At seven years old, brothers Caber and Tartan leave a lasting impression – and it’s not just because of their striking good looks.
The yellow Labrador retrievers – both highly trained assistance dogs – change lives.
As Canada’s first Trauma K9, Caber helps victims of crime, including, as of this past May, by providing support to young sexual-assault victims in the courtroom.
With just two trials at Surrey Provincial Court under his collar so far, it’s obvious to handler Kim Gramlich – co-ordinator of Victim Services for Delta Police – that Caber’s skills are invaluable.
“In both cases, the witnesses outside of the courtroom on breaks were struggling,” Gramlich said, noting both were ready to walk away from the emotional and traumatic experience without finishing their testimony.
With Caber at each girl’s side, however, they got through.
“On both cases, we really felt Caber was instrumental.

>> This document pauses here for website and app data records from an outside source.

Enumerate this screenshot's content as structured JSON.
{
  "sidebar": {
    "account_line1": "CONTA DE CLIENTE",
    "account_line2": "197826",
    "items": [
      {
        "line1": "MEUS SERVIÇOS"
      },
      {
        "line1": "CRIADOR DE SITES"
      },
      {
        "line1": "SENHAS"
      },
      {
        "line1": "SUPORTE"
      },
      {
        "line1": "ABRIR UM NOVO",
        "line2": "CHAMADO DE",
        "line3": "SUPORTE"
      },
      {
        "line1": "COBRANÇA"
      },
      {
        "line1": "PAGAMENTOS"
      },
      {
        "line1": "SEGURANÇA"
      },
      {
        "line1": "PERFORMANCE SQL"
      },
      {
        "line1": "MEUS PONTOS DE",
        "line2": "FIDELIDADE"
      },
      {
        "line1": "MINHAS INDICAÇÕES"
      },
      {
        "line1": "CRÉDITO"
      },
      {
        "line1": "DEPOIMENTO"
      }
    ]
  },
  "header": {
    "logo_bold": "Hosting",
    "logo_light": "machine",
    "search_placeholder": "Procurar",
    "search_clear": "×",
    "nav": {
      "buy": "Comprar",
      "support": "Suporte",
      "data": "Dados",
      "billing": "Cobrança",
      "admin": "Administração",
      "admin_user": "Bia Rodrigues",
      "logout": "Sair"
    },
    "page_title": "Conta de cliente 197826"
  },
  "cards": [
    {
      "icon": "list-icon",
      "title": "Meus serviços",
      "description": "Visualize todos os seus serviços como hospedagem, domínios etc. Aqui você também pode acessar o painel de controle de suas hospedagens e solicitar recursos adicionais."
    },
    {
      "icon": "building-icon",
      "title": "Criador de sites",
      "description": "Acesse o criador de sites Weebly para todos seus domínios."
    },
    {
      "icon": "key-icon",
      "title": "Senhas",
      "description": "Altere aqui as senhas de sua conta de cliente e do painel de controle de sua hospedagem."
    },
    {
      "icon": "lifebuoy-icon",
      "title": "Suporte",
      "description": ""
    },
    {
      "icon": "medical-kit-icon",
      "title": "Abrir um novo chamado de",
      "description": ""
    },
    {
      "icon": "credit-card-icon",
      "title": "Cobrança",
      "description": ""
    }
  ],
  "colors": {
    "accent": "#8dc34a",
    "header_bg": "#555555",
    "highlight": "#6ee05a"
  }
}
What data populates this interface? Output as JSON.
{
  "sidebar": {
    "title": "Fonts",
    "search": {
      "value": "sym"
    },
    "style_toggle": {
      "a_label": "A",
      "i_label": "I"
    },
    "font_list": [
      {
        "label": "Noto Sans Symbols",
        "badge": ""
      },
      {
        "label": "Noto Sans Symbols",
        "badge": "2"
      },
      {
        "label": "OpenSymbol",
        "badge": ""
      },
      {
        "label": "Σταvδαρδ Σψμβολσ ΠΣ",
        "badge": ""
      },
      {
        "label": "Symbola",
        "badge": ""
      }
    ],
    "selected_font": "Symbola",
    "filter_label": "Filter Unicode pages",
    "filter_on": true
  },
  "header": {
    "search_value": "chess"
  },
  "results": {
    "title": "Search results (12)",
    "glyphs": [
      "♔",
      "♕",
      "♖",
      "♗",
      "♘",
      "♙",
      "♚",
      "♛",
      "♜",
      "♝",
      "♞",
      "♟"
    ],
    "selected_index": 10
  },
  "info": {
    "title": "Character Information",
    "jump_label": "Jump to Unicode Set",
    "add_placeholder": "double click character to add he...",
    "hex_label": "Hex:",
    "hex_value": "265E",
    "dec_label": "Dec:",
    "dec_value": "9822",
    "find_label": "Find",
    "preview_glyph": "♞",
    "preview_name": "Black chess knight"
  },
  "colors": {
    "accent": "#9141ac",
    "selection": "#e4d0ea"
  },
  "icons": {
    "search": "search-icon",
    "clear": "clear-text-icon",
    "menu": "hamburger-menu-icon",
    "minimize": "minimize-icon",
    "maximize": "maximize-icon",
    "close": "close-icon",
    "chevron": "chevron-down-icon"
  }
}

He really helped them find that fortitude to go on.”
Caber and Tartan – both raised and trained through Burnaby-based Pacific Assistance Dogs Society – were in South Surrey Wednesday with Gramlich and Coquitlam resident Karen Bryon to share their skills with Rotary Club of South Surrey members.
Tartan, raised from puppyhood by PADS volunteer Bryon, is an official demonstration dog for the society, helping spread awareness of the PADS program by showing firsthand just how much assistance four-legged friends can provide to mobility, hearing or otherwise impaired clients.
Wednesday, he alerted Bryon to a telephone ringing and a smoke alarm; turned lights on and off; opened and closed a small fridge; retrieved and gently delivered an item from the floor; and helped her take off a sock.
While Tartan performed the tasks with ease, Gramlich pointed out that he had to know “quite a sequence” of commands to pull some of them off, including “look”, “get”, “hold”, “bring” and “give” – skills PADS’ dogs learn through extensive training.
Questions from Rotary members included one about etiquette – how the general public should treat a PADS dog, when one of the blue-vested companions is spotted with his or her client companion.
Noting the dogs are typically concentrating on the important task of keeping their companions safe, Gramlich said it’s best to simply leave them be.
Don’t pet them, she said, “because distracting the dog from what it’s doing could be very problematic.”
PADS’ latest canine graduates were celebrated in a ceremony Sept. 27. It’s an event that always brings attendees to tears, said Gramlich and Bryon, as puppy raisers say goodbye to their charges, and the success of a client match is marked.
But while it is “heartbreaking” to say goodbye to a PADS puppy, it’s also rewarding, Bryon said.
“When you see these dogs with a client and how they’ve changed their lives, it’s worth every bit of it,” Bryon said.
For more information about PADS, or to donate – PADS relies heavily on donations to cover the costs of raising and training its dogs – visit www.pads.ca
The Burnaby facility will also host an open house from 11 a.m. to 4 p.m. Dec. 5, at 9048 Stormont Ave.